Records from a data source
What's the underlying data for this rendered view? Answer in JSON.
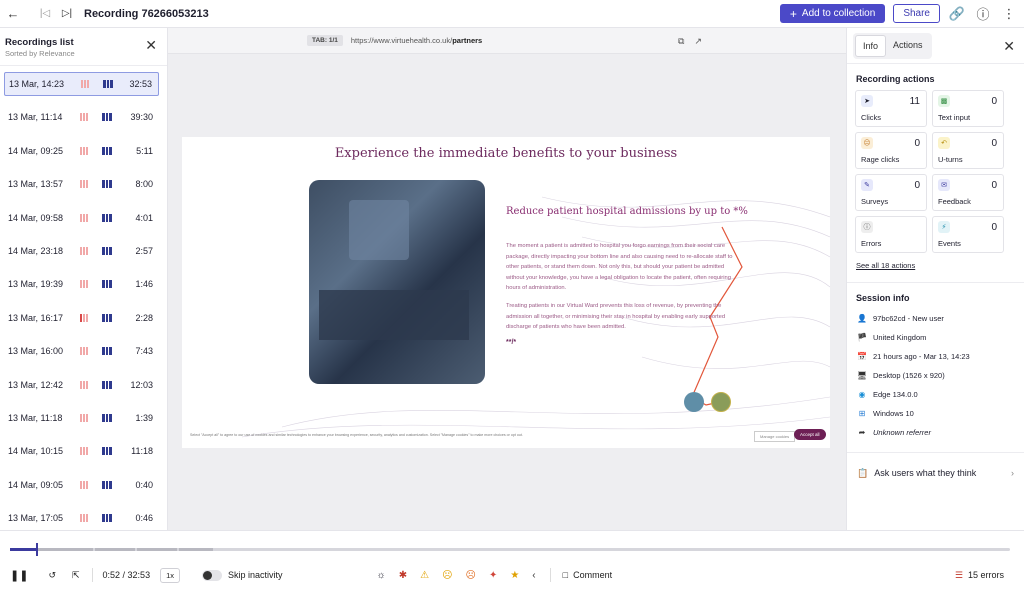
{
  "header": {
    "title": "Recording 76266053213",
    "add_label": "Add to collection",
    "share_label": "Share"
  },
  "recordings": {
    "title": "Recordings list",
    "subtitle": "Sorted by Relevance",
    "items": [
      {
        "date": "13 Mar, 14:23",
        "duration": "32:53"
      },
      {
        "date": "13 Mar, 11:14",
        "duration": "39:30"
      },
      {
        "date": "14 Mar, 09:25",
        "duration": "5:11"
      },
      {
        "date": "13 Mar, 13:57",
        "duration": "8:00"
      },
      {
        "date": "14 Mar, 09:58",
        "duration": "4:01"
      },
      {
        "date": "14 Mar, 23:18",
        "duration": "2:57"
      },
      {
        "date": "13 Mar, 19:39",
        "duration": "1:46"
      },
      {
        "date": "13 Mar, 16:17",
        "duration": "2:28"
      },
      {
        "date": "13 Mar, 16:00",
        "duration": "7:43"
      },
      {
        "date": "13 Mar, 12:42",
        "duration": "12:03"
      },
      {
        "date": "13 Mar, 11:18",
        "duration": "1:39"
      },
      {
        "date": "14 Mar, 10:15",
        "duration": "11:18"
      },
      {
        "date": "14 Mar, 09:05",
        "duration": "0:40"
      },
      {
        "date": "13 Mar, 17:05",
        "duration": "0:46"
      }
    ]
  },
  "player": {
    "tab_label": "TAB: 1/1",
    "url_prefix": "https://www.virtuehealth.co.uk/",
    "url_path": "partners",
    "page": {
      "title": "Experience the immediate benefits to your business",
      "subheading": "Reduce patient hospital admissions by up to *%",
      "para1": "The moment a patient is admitted to hospital you forgo earnings from their social care package, directly impacting your bottom line and also causing need to re-allocate staff to other patients, or stand them down. Not only this, but should your patient be admitted without your knowledge, you have a legal obligation to locate the patient, often requiring hours of administration.",
      "para2": "Treating patients in our Virtual Ward prevents this loss of revenue, by preventing the admission all together, or minimising their stay in hospital by enabling early supported discharge of patients who have been admitted.",
      "stars": "**/*",
      "cookie_text": "Select \"Accept all\" to agree to our use of cookies and similar technologies to enhance your browsing experience, security, analytics and customization. Select \"Manage cookies\" to make more choices or opt out.",
      "manage_label": "Manage cookies",
      "accept_label": "Accept all"
    }
  },
  "side": {
    "tab_info": "Info",
    "tab_actions": "Actions",
    "actions_title": "Recording actions",
    "actions": [
      {
        "label": "Clicks",
        "count": "11",
        "icon": "cursor-click-icon",
        "color": "#e8ecfb"
      },
      {
        "label": "Text input",
        "count": "0",
        "icon": "text-input-icon",
        "color": "#e4f5e6"
      },
      {
        "label": "Rage clicks",
        "count": "0",
        "icon": "rage-icon",
        "color": "#fbeed7"
      },
      {
        "label": "U-turns",
        "count": "0",
        "icon": "u-turn-icon",
        "color": "#fbf3c9"
      },
      {
        "label": "Surveys",
        "count": "0",
        "icon": "survey-icon",
        "color": "#e6e8fb"
      },
      {
        "label": "Feedback",
        "count": "0",
        "icon": "feedback-icon",
        "color": "#e6e8fb"
      },
      {
        "label": "Errors",
        "count": "",
        "icon": "error-icon",
        "color": "#eeeeee"
      },
      {
        "label": "Events",
        "count": "0",
        "icon": "events-icon",
        "color": "#e2f3f7"
      }
    ],
    "see_all": "See all 18 actions",
    "session_title": "Session info",
    "session": [
      {
        "icon": "user-icon",
        "text": "97bc62cd - New user"
      },
      {
        "icon": "flag-icon",
        "text": "United Kingdom"
      },
      {
        "icon": "calendar-icon",
        "text": "21 hours ago - Mar 13, 14:23"
      },
      {
        "icon": "desktop-icon",
        "text": "Desktop (1526 x 920)"
      },
      {
        "icon": "browser-icon",
        "text": "Edge 134.0.0"
      },
      {
        "icon": "windows-icon",
        "text": "Windows 10"
      },
      {
        "icon": "referrer-icon",
        "text": "Unknown referrer"
      }
    ],
    "ask_label": "Ask users what they think"
  },
  "bottom": {
    "time": "0:52 / 32:53",
    "speed": "1x",
    "skip_label": "Skip inactivity",
    "comment_label": "Comment",
    "errors_label": "15 errors",
    "progress_fraction": 0.027
  }
}
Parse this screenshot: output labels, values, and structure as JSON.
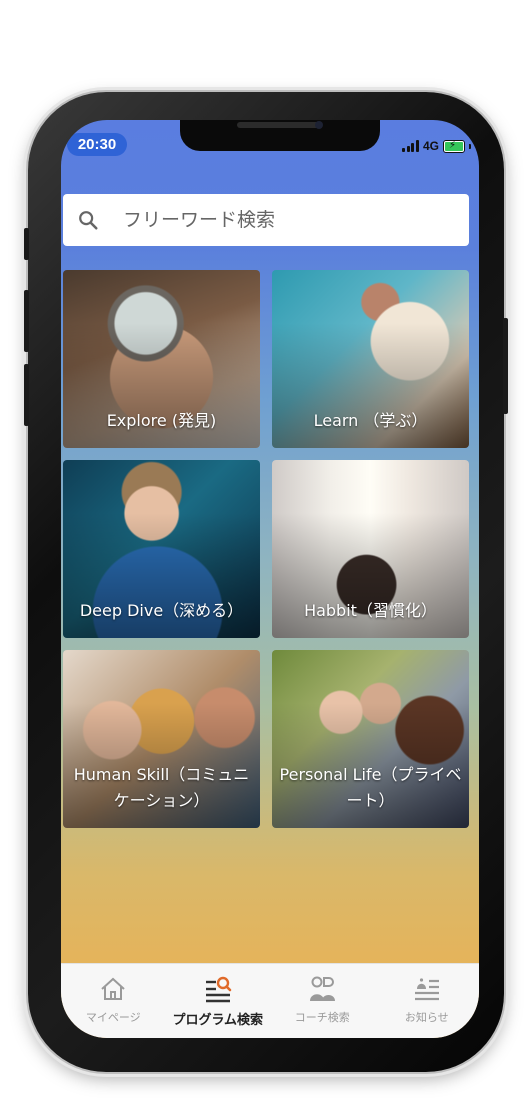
{
  "status_bar": {
    "time": "20:30",
    "network": "4G",
    "battery": "charging"
  },
  "search": {
    "placeholder": "フリーワード検索",
    "icon": "search-icon"
  },
  "categories": [
    {
      "label": "Explore (発見)"
    },
    {
      "label": "Learn （学ぶ）"
    },
    {
      "label": "Deep Dive（深める）"
    },
    {
      "label": "Habbit（習慣化）"
    },
    {
      "label": "Human Skill（コミュニケーション）"
    },
    {
      "label": "Personal Life（プライベート）"
    }
  ],
  "tabbar": {
    "tabs": [
      {
        "label": "マイページ",
        "icon": "home-icon",
        "active": false
      },
      {
        "label": "プログラム検索",
        "icon": "program-search-icon",
        "active": true
      },
      {
        "label": "コーチ検索",
        "icon": "coach-icon",
        "active": false
      },
      {
        "label": "お知らせ",
        "icon": "notification-icon",
        "active": false
      }
    ]
  },
  "colors": {
    "accent": "#2f63d6",
    "tab_active_icon": "#e06a2a",
    "tab_inactive": "#9a9a9a"
  }
}
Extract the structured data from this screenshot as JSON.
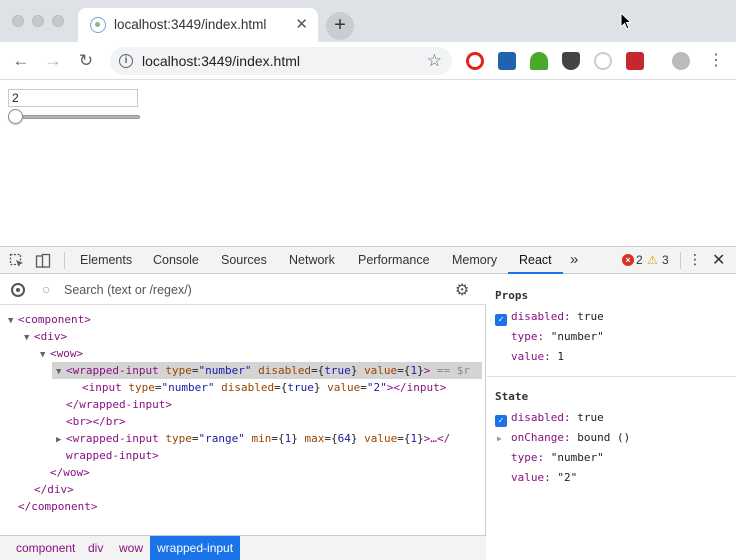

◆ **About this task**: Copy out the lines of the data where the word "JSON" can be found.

◆ **Task result**:
What's the underlying data for this rendered view? Answer in JSON.
Parse this screenshot: output labels, values, and structure as JSON.
Extract the structured data from this screenshot as JSON.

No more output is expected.